The girther conspiracy is tempting because it posits that not only is Trump actually obese – he is also a liar. It feeds our innate cognitive biases about a leader who many find morally grotesque, but this doesn’t automatically make it true. Even if it were revealed in unclassified documents in 50 years’ time that the president did cover up his weight, social media’s current evidence for this claim is at present very flawed.

Pictures speak a thousand words and are often the fastest way to a thousand retweets – but Matthew Hawkins, a senior photography lecturer at the London College of Communication, warns that it is difficult to accurately determine the size of an object – or a president – from a picture.

“In photographer’s jargon wide, short, long are all used in describing something called focal length. Generally measured in millimetres focal length compresses and expands perspective,” Hawkins explains. “Outside of a controlled environment no image can accurately render dimensions from appearances.” This matters because many online are sharing pictures of Trump stood next to other 6ft 3in celebrities in order to prove the president is shorter than he claims. Few people seem worried about taking perspective into account.

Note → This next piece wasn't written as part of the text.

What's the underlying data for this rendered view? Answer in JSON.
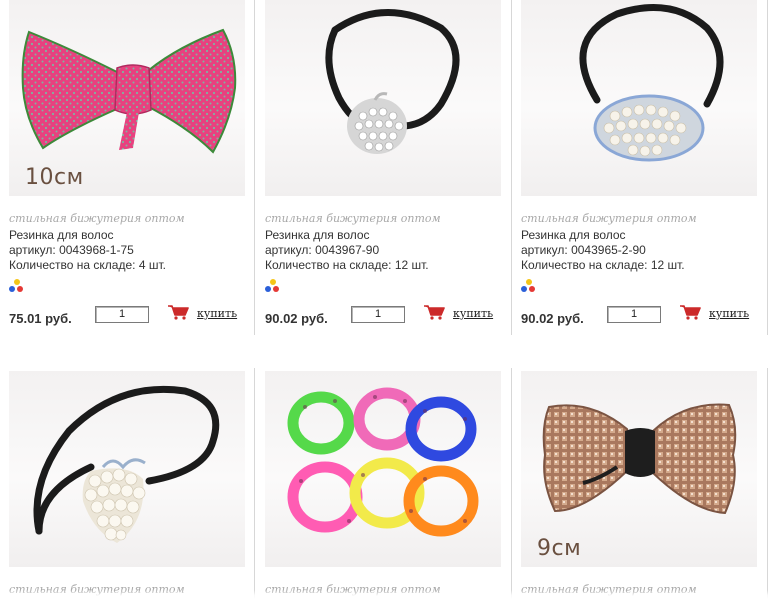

More troublingly, doctored images are being used as evidence that the president is obese. At the end of 2017, the fact-checking website Snopes collected all the faked photos of Trump that had spread throughout the year – with many enlarging Trump’s chin and stomach. Some of these images have been used on social media as girther evidence. Even real images – such as an unflattering image of Trump playing tennis in which his underwear is visible – are not contextualised, with no one noting that many are decades old (the tennis photograph was taken 18 years ago). Other images, such as those comparing the president with athletes who also weigh 239lbs, don’t take into account muscle mass nor the long-standing argument that BMI is a flawed measurement for athletic individuals.

This isn’t to say, of course, that the president isn’t overweight. It isn’t even to say that the conspiracy is untrue. But the evidence used on social media to spread the girther theory is worth scrutinising because it is often as base as that used to spread the right-wing conspiracy theories many on the left condemn. On the whole, using simplified memes to spread perceived political “truths” is not a good look for the left or the right.  

The girther movement’s most compelling piece of evidence is that Trump’s very own driver’s license states he is an inch shorter than he claims. But even if girthers arguments have some integrity – do they have any morality? Many online are complaining that girther memes are fat-shaming the president, and drawing attention away from the real issues with his leadership. On top of this, the movement exposes the left to allegations of hypocrisy for condemning appearance-based insults towards everyone and anyone except the president himself.

“Twitter is the sort of place where people who condemn Trump’s wisecracks about physical attributes make wisecracks about his physical attributes,” tweeted former director of the US Office of Government Ethics, Walter Shaub Jr. On The Donald, Trump's most ardent online support base homed on Reddit, users are quick to point this out. "Sports Illustrated has made Fat Shaming Great Again.They compare a 6'3" 70 year old at 239 lbs.to athletes half his age. Again The Left has painted itself into a corner," reads a post with nearly 3,000 upvotes. 

When the New Statesman spoke with Kim LaCapria, a Snopes editor, after the inauguration of President Trump last year, she was quick to point out that “there has always been a sincerely held yet erroneous belief misinformation is more red than blue in America, and that has never been true.” Regardless of where you fall on the political spectrum, your brain is not immune to the cognitive biases that make to-good-to-be-true conspiracy theories so tempting. Obviously some conspiracy theories do end up being true (and this one still may be!) but the ends don't justify the memes. A movement that proposes the president is fatter, shorter, and more dishonest than we ever knew is naturally compelling – which is why we should scrutinise it all the more carefully.

Amelia Tait is a freelance journalist, and was previously the New Statesman's tech and digital culture writer. She tweets at @ameliargh